*** INPUT DATA ***

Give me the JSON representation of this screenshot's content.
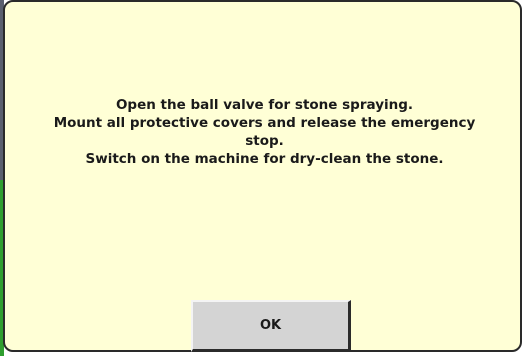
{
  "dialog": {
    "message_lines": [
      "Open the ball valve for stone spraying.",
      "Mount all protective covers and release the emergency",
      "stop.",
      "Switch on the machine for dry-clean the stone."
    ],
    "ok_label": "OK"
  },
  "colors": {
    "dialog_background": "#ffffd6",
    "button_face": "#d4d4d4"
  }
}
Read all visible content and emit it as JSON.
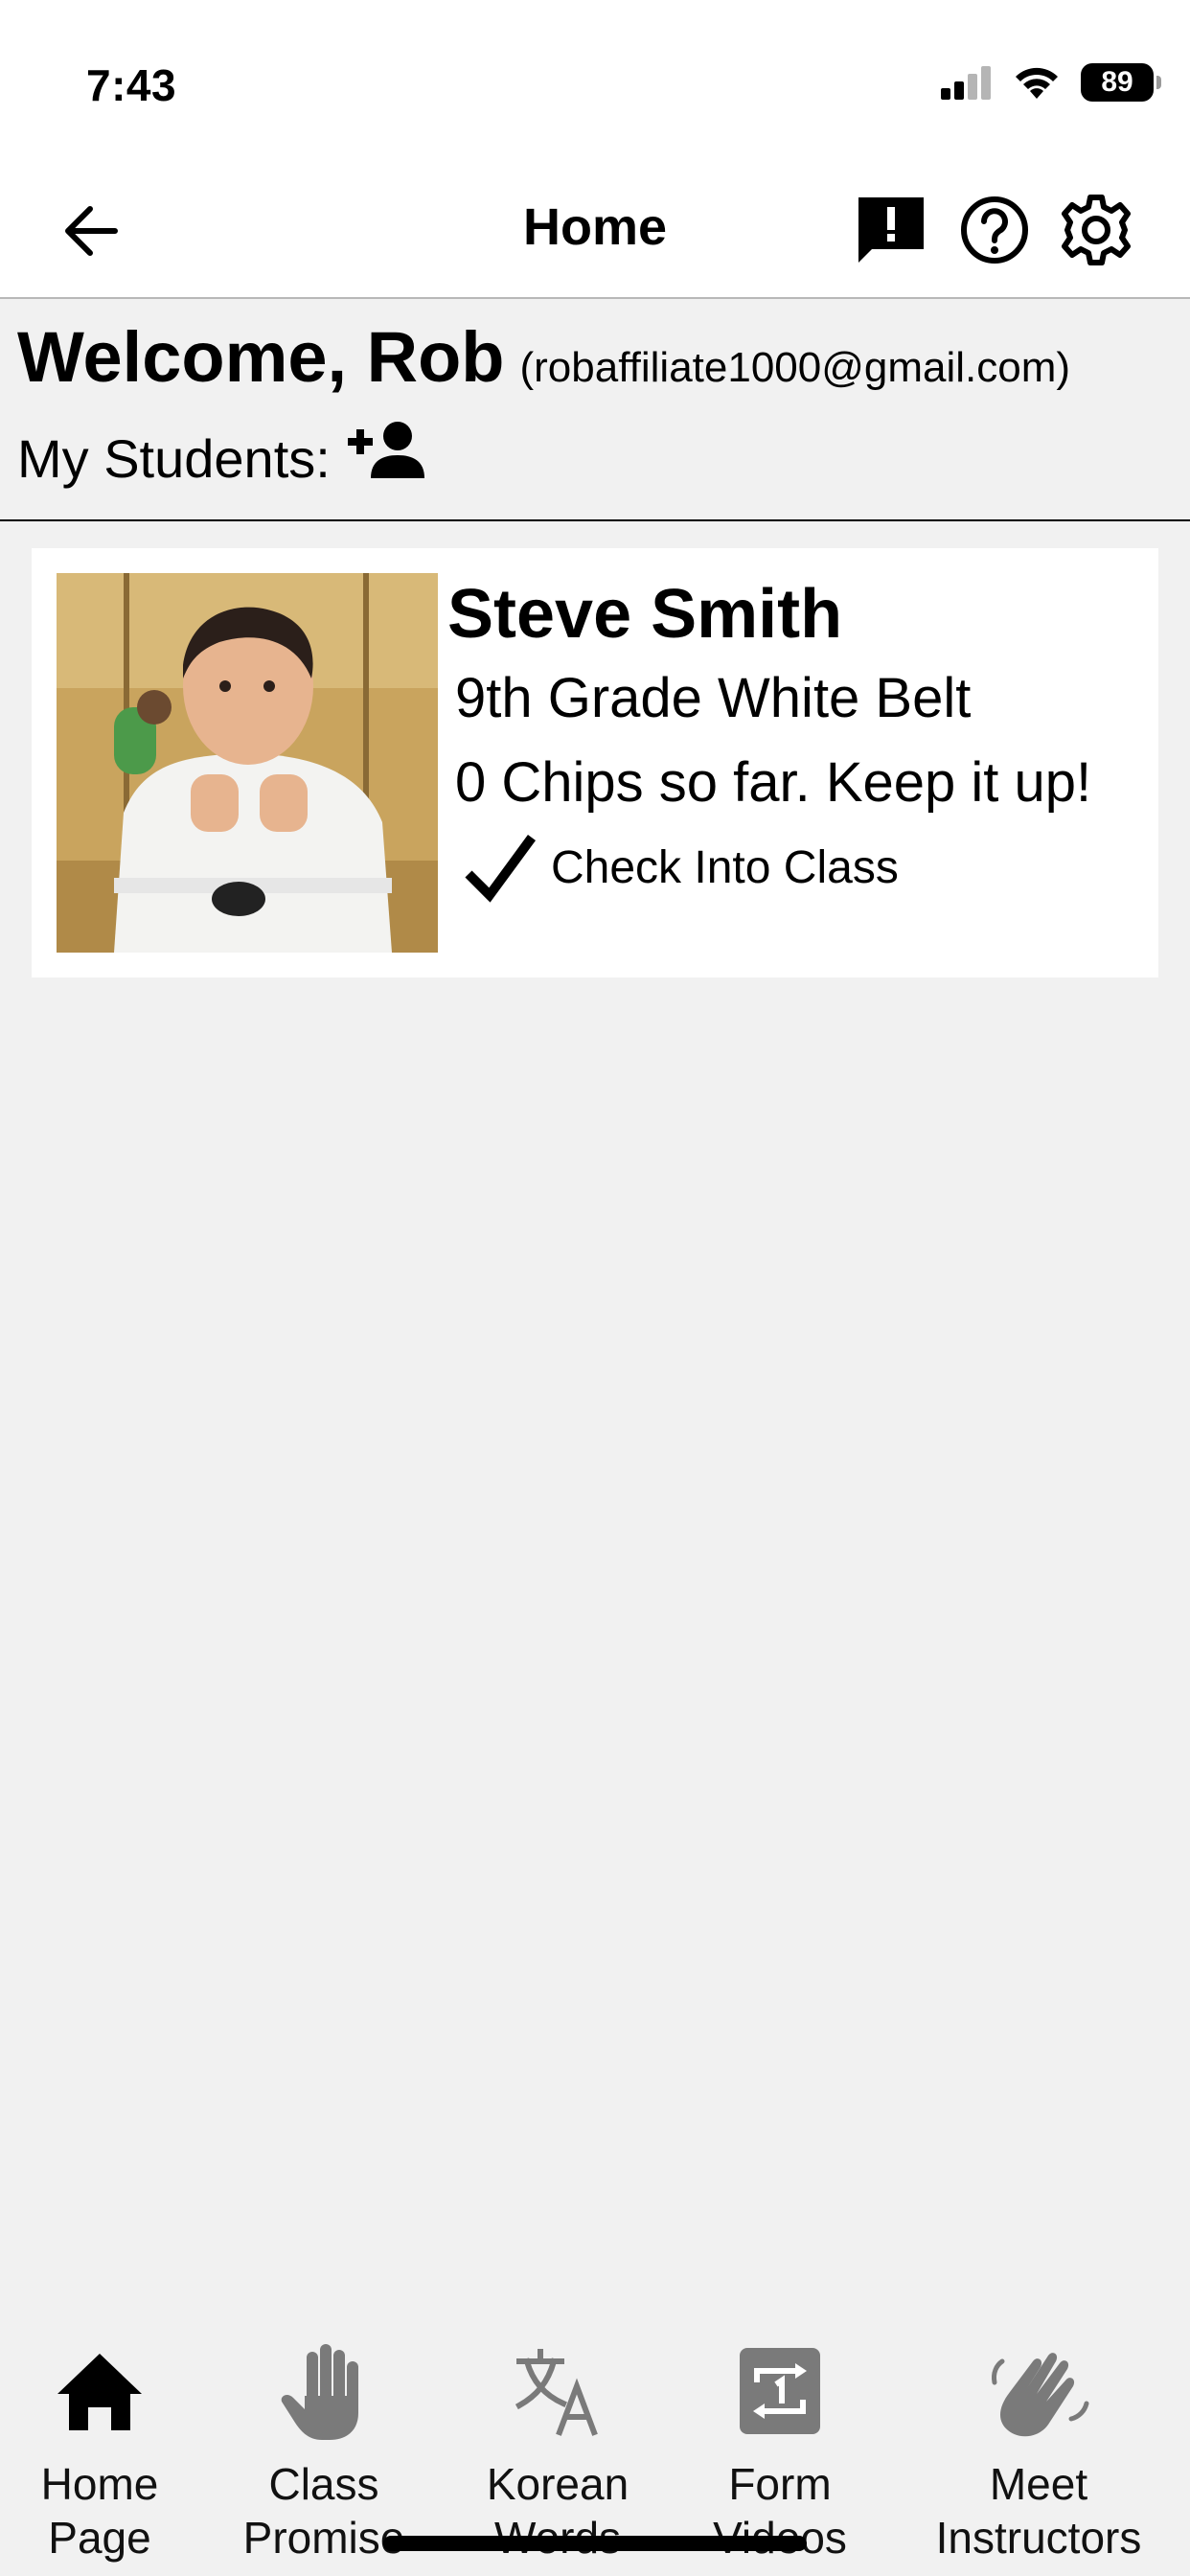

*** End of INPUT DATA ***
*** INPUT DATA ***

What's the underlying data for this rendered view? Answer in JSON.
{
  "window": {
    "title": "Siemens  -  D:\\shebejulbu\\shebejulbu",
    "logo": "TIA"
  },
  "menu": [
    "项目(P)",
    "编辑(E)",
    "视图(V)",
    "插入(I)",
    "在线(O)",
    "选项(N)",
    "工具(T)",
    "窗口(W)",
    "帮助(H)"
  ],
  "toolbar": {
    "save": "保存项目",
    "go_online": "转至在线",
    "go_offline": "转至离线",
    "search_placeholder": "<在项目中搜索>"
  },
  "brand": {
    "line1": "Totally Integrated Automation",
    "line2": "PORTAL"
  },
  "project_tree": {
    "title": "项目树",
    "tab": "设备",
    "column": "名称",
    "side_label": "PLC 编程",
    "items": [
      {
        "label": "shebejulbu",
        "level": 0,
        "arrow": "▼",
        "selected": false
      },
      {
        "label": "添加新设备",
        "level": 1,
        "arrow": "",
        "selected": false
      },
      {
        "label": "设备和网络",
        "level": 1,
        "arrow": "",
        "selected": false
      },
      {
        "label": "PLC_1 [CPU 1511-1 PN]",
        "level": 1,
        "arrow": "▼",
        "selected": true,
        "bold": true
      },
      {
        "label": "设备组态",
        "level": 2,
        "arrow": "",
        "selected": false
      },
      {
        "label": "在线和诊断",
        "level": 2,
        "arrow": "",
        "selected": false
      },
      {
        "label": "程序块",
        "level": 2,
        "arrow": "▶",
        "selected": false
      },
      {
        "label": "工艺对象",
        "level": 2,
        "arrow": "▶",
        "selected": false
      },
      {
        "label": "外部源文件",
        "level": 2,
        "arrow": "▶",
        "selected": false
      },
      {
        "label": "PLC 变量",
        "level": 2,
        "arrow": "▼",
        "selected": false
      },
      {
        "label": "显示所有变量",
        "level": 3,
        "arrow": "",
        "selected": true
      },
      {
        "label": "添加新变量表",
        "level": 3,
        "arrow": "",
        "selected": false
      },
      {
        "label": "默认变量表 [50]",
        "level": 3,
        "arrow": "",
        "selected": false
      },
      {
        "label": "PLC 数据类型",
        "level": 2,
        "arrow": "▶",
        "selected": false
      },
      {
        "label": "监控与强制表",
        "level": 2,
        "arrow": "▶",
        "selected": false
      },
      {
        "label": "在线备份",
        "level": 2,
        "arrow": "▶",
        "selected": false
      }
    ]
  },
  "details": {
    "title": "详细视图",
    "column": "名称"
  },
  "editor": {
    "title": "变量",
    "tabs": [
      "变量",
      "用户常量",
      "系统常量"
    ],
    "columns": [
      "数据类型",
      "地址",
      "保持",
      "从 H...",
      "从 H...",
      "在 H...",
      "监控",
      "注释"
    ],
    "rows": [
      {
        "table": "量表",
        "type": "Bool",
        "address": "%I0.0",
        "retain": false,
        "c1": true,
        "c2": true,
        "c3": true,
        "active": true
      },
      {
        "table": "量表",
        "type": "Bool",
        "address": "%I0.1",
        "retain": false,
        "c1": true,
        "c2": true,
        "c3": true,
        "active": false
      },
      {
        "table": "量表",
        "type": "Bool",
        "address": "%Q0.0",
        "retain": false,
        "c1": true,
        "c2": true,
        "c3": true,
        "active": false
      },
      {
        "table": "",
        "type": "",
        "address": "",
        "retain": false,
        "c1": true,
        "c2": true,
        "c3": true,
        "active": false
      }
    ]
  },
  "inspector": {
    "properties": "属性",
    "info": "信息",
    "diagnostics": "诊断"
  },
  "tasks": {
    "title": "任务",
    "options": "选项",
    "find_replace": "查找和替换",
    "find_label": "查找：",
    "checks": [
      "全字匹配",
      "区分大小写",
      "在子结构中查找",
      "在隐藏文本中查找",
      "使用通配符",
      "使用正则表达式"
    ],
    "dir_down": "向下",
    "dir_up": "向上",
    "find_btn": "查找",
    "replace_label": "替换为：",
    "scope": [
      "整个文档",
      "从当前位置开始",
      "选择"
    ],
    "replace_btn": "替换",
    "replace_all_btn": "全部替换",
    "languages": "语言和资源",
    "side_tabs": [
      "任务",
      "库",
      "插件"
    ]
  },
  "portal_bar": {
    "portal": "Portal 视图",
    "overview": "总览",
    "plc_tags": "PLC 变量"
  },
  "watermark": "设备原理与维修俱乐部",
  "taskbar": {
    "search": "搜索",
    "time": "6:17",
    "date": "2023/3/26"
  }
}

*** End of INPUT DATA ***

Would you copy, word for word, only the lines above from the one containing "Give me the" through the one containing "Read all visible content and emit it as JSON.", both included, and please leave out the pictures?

Give me the JSON representation of this screenshot's content.
{
  "dialog": {
    "message_lines": [
      "Open the ball valve for stone spraying.",
      "Mount all protective covers and release the emergency",
      "stop.",
      "Switch on the machine for dry-clean the stone."
    ],
    "ok_label": "OK"
  },
  "colors": {
    "dialog_background": "#ffffd6",
    "button_face": "#d4d4d4"
  }
}
Read all visible content and emit it as JSON.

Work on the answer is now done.